• **Problem statement**
Tally up the lines below that carry the word "JSON", answering with the figure alone.

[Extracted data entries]
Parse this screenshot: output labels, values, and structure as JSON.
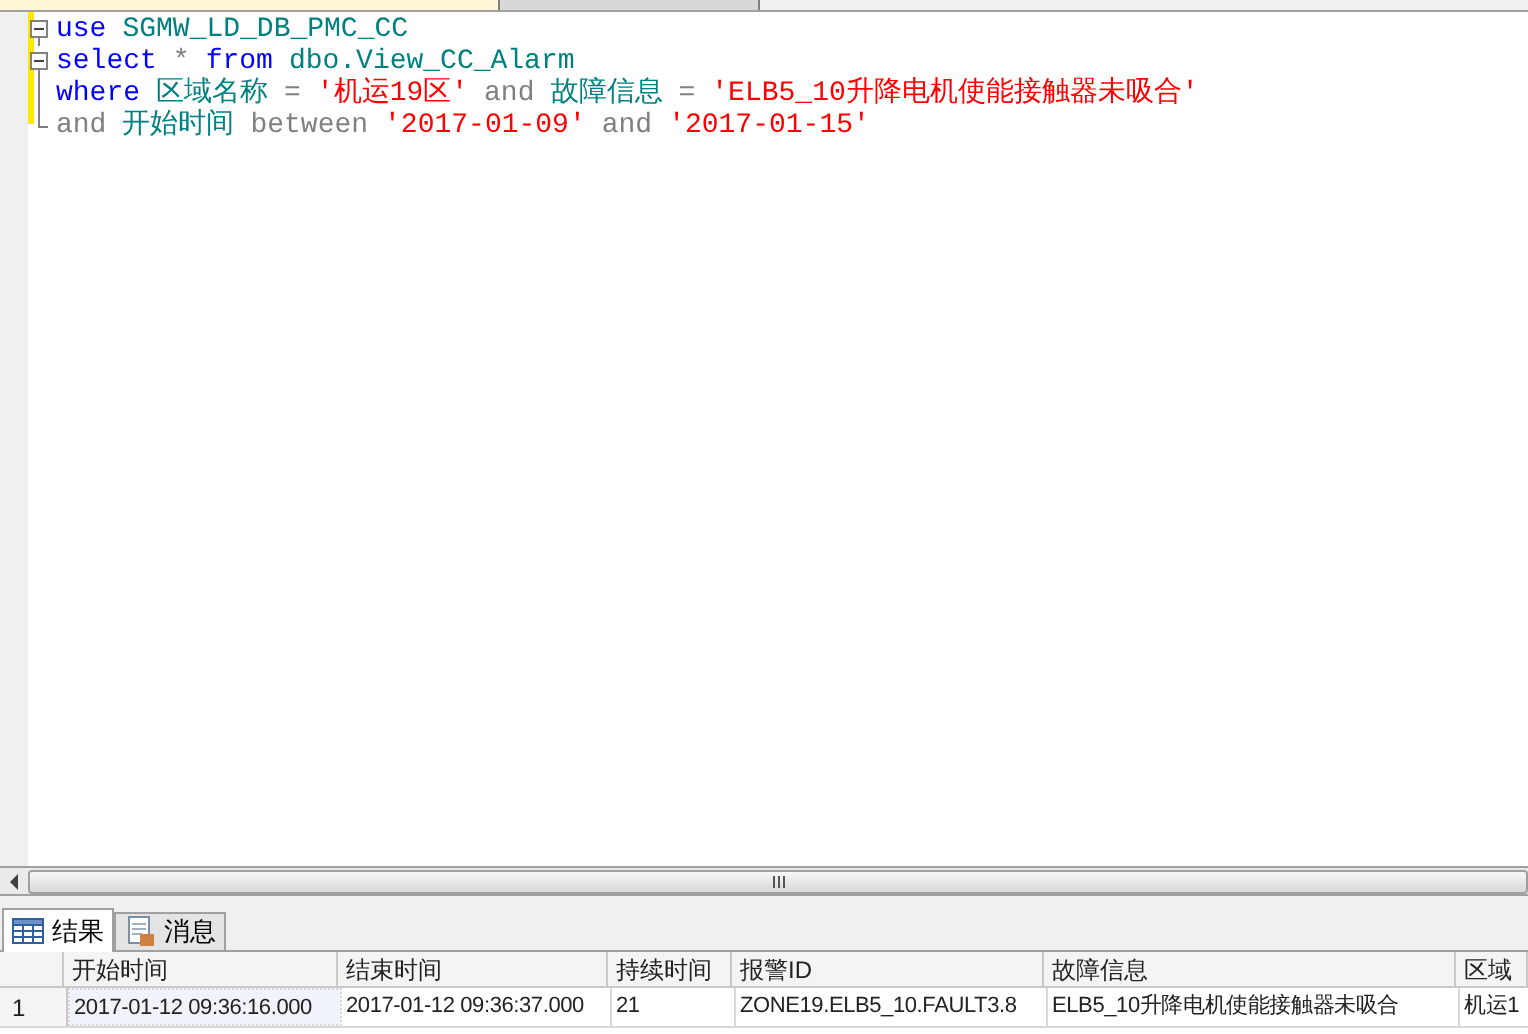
{
  "editor": {
    "lines": [
      {
        "collapsible": true,
        "tokens": [
          {
            "kind": "keyword",
            "text": "use"
          },
          {
            "kind": "ident",
            "text": "SGMW_LD_DB_PMC_CC"
          }
        ]
      },
      {
        "collapsible": true,
        "tokens": [
          {
            "kind": "keyword",
            "text": "select"
          },
          {
            "kind": "operator",
            "text": "*"
          },
          {
            "kind": "keyword",
            "text": "from"
          },
          {
            "kind": "ident",
            "text": "dbo.View_CC_Alarm"
          }
        ]
      },
      {
        "collapsible": false,
        "tokens": [
          {
            "kind": "keyword",
            "text": "where"
          },
          {
            "kind": "ident",
            "text": "区域名称"
          },
          {
            "kind": "operator",
            "text": "="
          },
          {
            "kind": "string",
            "text": "'机运19区'"
          },
          {
            "kind": "operator",
            "text": "and"
          },
          {
            "kind": "ident",
            "text": "故障信息"
          },
          {
            "kind": "operator",
            "text": "="
          },
          {
            "kind": "string",
            "text": "'ELB5_10升降电机使能接触器未吸合'"
          }
        ]
      },
      {
        "collapsible": false,
        "tokens": [
          {
            "kind": "operator",
            "text": "and"
          },
          {
            "kind": "ident",
            "text": "开始时间"
          },
          {
            "kind": "operator",
            "text": "between"
          },
          {
            "kind": "string",
            "text": "'2017-01-09'"
          },
          {
            "kind": "operator",
            "text": "and"
          },
          {
            "kind": "string",
            "text": "'2017-01-15'"
          }
        ]
      }
    ]
  },
  "result_tabs": [
    {
      "label": "结果",
      "kind": "grid",
      "selected": true
    },
    {
      "label": "消息",
      "kind": "messages",
      "selected": false
    }
  ],
  "grid": {
    "columns": [
      "开始时间",
      "结束时间",
      "持续时间",
      "报警ID",
      "故障信息",
      "区域"
    ],
    "rows": [
      {
        "number": "1",
        "cells": [
          "2017-01-12 09:36:16.000",
          "2017-01-12 09:36:37.000",
          "21",
          "ZONE19.ELB5_10.FAULT3.8",
          "ELB5_10升降电机使能接触器未吸合",
          "机运1"
        ]
      }
    ]
  }
}
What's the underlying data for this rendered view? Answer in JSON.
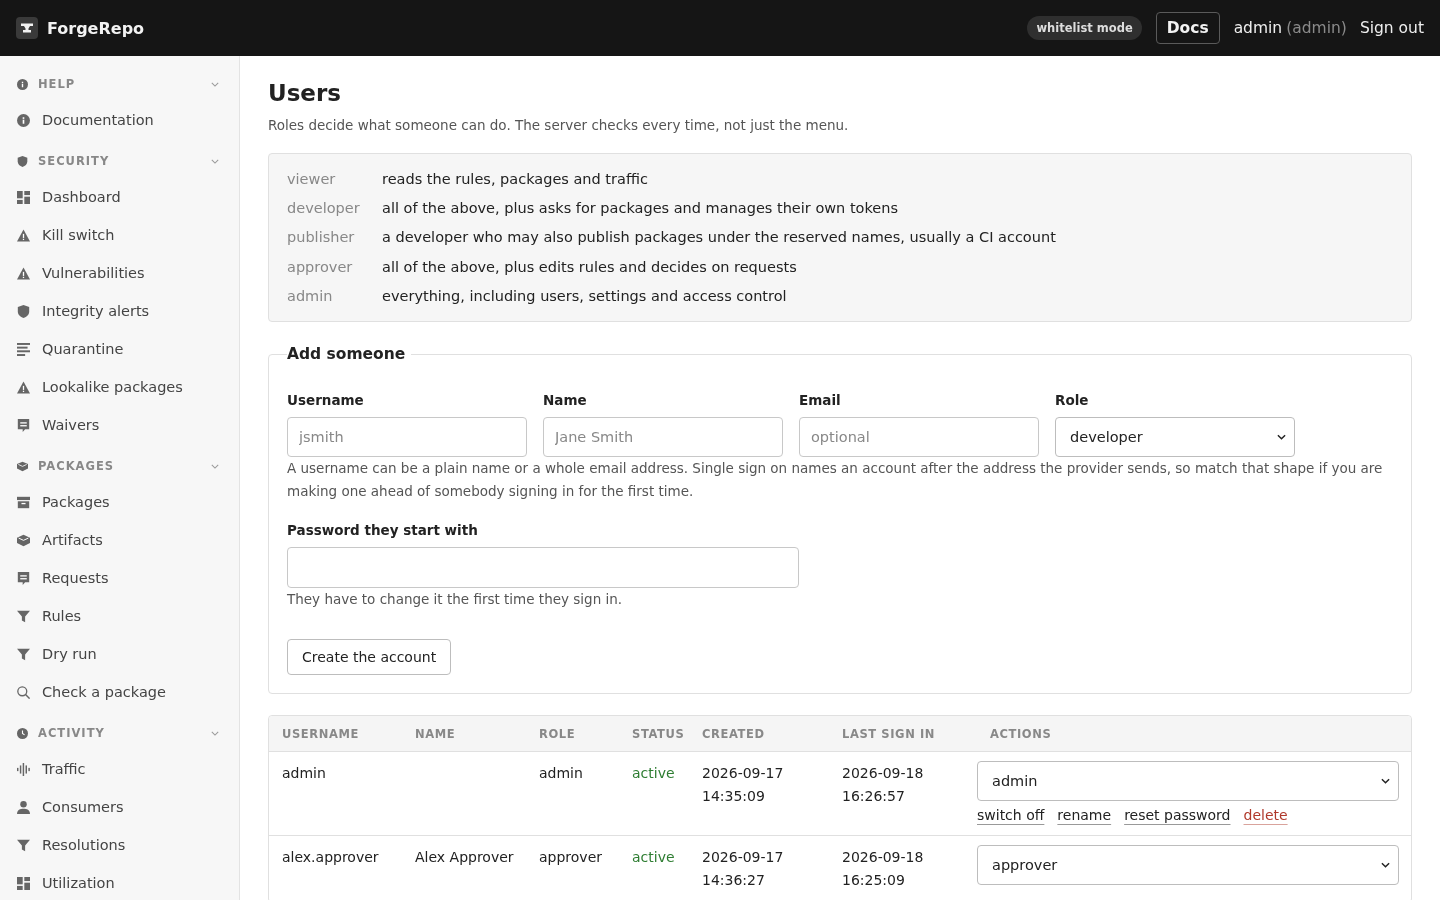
{
  "topbar": {
    "brand": "ForgeRepo",
    "mode_badge": "whitelist mode",
    "docs_button": "Docs",
    "user": "admin",
    "user_role": "(admin)",
    "sign_out": "Sign out"
  },
  "sidebar": {
    "sections": [
      {
        "title": "HELP",
        "kind": "info",
        "expanded": true,
        "items": [
          {
            "label": "Documentation",
            "kind": "info",
            "selected": false
          }
        ]
      },
      {
        "title": "SECURITY",
        "kind": "shield",
        "expanded": true,
        "items": [
          {
            "label": "Dashboard",
            "kind": "grid",
            "selected": false
          },
          {
            "label": "Kill switch",
            "kind": "warning",
            "selected": false
          },
          {
            "label": "Vulnerabilities",
            "kind": "warning",
            "selected": false
          },
          {
            "label": "Integrity alerts",
            "kind": "shield",
            "selected": false
          },
          {
            "label": "Quarantine",
            "kind": "lines",
            "selected": false
          },
          {
            "label": "Lookalike packages",
            "kind": "warning",
            "selected": false
          },
          {
            "label": "Waivers",
            "kind": "comment",
            "selected": false
          }
        ]
      },
      {
        "title": "PACKAGES",
        "kind": "cube",
        "expanded": true,
        "items": [
          {
            "label": "Packages",
            "kind": "archive",
            "selected": false
          },
          {
            "label": "Artifacts",
            "kind": "cube",
            "selected": false
          },
          {
            "label": "Requests",
            "kind": "comment",
            "selected": false
          },
          {
            "label": "Rules",
            "kind": "filter",
            "selected": false
          },
          {
            "label": "Dry run",
            "kind": "filter",
            "selected": false
          },
          {
            "label": "Check a package",
            "kind": "search",
            "selected": false
          }
        ]
      },
      {
        "title": "ACTIVITY",
        "kind": "clock",
        "expanded": true,
        "items": [
          {
            "label": "Traffic",
            "kind": "bars",
            "selected": false
          },
          {
            "label": "Consumers",
            "kind": "user",
            "selected": false
          },
          {
            "label": "Resolutions",
            "kind": "filter",
            "selected": false
          },
          {
            "label": "Utilization",
            "kind": "grid",
            "selected": false
          }
        ]
      }
    ]
  },
  "page": {
    "title": "Users",
    "subtitle": "Roles decide what someone can do. The server checks every time, not just the menu."
  },
  "roles": [
    {
      "role": "viewer",
      "description": "reads the rules, packages and traffic"
    },
    {
      "role": "developer",
      "description": "all of the above, plus asks for packages and manages their own tokens"
    },
    {
      "role": "publisher",
      "description": "a developer who may also publish packages under the reserved names, usually a CI account"
    },
    {
      "role": "approver",
      "description": "all of the above, plus edits rules and decides on requests"
    },
    {
      "role": "admin",
      "description": "everything, including users, settings and access control"
    }
  ],
  "add_form": {
    "legend": "Add someone",
    "fields": [
      {
        "label": "Username",
        "kind": "text",
        "placeholder": "jsmith"
      },
      {
        "label": "Name",
        "kind": "text",
        "placeholder": "Jane Smith"
      },
      {
        "label": "Email",
        "kind": "text",
        "placeholder": "optional"
      },
      {
        "label": "Role",
        "kind": "select",
        "value": "developer"
      }
    ],
    "hint": "A username can be a plain name or a whole email address. Single sign on names an account after the address the provider sends, so match that shape if you are making one ahead of somebody signing in for the first time.",
    "password": {
      "label": "Password they start with",
      "hint": "They have to change it the first time they sign in."
    },
    "submit": "Create the account"
  },
  "users_table": {
    "columns": [
      "USERNAME",
      "NAME",
      "ROLE",
      "STATUS",
      "CREATED",
      "LAST SIGN IN",
      "ACTIONS"
    ],
    "rows": [
      {
        "username": "admin",
        "role": "admin",
        "status": "active",
        "active": true,
        "created": "2026-09-17 14:35:09",
        "last_sign_in": "2026-09-18 16:26:57",
        "role_choice": "admin",
        "actions": [
          {
            "label": "switch off",
            "kind": "link"
          },
          {
            "label": "rename",
            "kind": "link"
          },
          {
            "label": "reset password",
            "kind": "link"
          },
          {
            "label": "delete",
            "kind": "danger"
          }
        ]
      },
      {
        "username": "alex.approver",
        "name": "Alex Approver",
        "role": "approver",
        "status": "active",
        "active": true,
        "created": "2026-09-17 14:36:27",
        "last_sign_in": "2026-09-18 16:25:09",
        "role_choice": "approver"
      }
    ]
  }
}
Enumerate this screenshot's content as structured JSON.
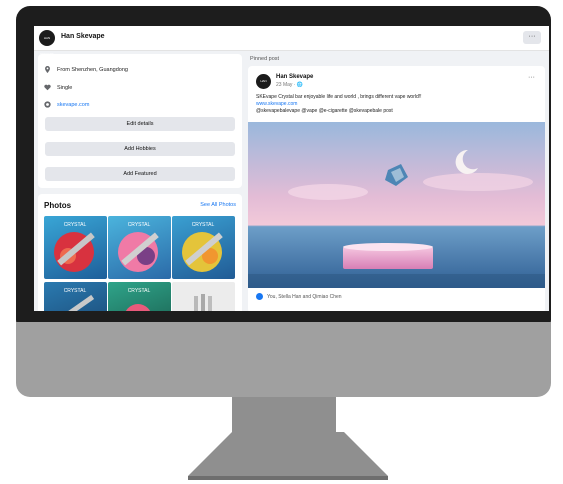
{
  "header": {
    "logo_text": "HAN SKEVAPE",
    "page_name": "Han Skevape",
    "more_label": "···"
  },
  "about": {
    "from": "From Shenzhen, Guangdong",
    "relationship": "Single",
    "website": "skevape.com",
    "buttons": [
      "Edit details",
      "Add Hobbies",
      "Add Featured"
    ]
  },
  "photos": {
    "title": "Photos",
    "see_all": "See All Photos",
    "tile_label": "CRYSTAL"
  },
  "post": {
    "pinned_label": "Pinned post",
    "author": "Han Skevape",
    "date": "23 May · 🌐",
    "more": "···",
    "line1": "SKEvape Crystal bar enjoyable life and world , brings different vape world!!",
    "line2": "www.skevape.com",
    "line3": "@skevapebalevape @vape @e-cigarette @skevapebale post",
    "reactions": "You, Stella Han and Qimiao Chen"
  },
  "colors": {
    "accent": "#1877f2",
    "bezel": "#1d1d1d",
    "chin": "#a0a0a0"
  }
}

• **Task response**
3